### [What is expected]
What lines below include the string "label"? Pick them out and copy them.

### [Input records]

:::

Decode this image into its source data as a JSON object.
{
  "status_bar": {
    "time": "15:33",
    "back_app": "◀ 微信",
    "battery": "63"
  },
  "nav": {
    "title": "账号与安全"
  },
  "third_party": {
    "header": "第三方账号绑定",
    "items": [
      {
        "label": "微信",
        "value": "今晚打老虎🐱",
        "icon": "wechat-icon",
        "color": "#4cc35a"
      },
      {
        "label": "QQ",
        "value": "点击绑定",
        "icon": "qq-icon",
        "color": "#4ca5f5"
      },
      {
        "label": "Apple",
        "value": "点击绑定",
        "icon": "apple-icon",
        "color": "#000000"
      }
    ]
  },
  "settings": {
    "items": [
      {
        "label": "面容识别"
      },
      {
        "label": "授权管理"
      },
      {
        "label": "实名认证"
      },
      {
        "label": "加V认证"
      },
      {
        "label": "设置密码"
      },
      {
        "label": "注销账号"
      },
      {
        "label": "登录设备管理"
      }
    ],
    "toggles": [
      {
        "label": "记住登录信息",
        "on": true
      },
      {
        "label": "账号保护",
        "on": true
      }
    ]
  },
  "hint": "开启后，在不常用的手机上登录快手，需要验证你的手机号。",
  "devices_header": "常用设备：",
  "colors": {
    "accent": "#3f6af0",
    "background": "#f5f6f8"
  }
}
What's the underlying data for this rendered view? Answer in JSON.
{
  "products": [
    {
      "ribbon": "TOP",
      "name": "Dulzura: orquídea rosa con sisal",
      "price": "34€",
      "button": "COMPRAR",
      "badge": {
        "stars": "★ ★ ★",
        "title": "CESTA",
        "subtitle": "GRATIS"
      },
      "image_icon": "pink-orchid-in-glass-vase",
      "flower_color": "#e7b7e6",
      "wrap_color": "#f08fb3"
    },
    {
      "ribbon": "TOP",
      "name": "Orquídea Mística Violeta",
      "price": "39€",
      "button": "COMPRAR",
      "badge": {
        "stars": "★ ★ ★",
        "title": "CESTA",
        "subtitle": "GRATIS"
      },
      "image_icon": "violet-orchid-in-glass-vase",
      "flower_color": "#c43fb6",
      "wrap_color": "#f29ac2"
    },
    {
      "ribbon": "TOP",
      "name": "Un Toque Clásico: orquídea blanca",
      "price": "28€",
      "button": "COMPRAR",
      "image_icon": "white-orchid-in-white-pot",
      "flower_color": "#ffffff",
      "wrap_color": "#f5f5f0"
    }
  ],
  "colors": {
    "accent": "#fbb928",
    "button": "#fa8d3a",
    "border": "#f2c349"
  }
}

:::

### [Written answer]
        "label": "微信",
        "label": "QQ",
        "label": "Apple",
        "label": "面容识别"
        "label": "授权管理"
        "label": "实名认证"
        "label": "加V认证"
        "label": "设置密码"
        "label": "注销账号"
        "label": "登录设备管理"
        "label": "记住登录信息",
        "label": "账号保护",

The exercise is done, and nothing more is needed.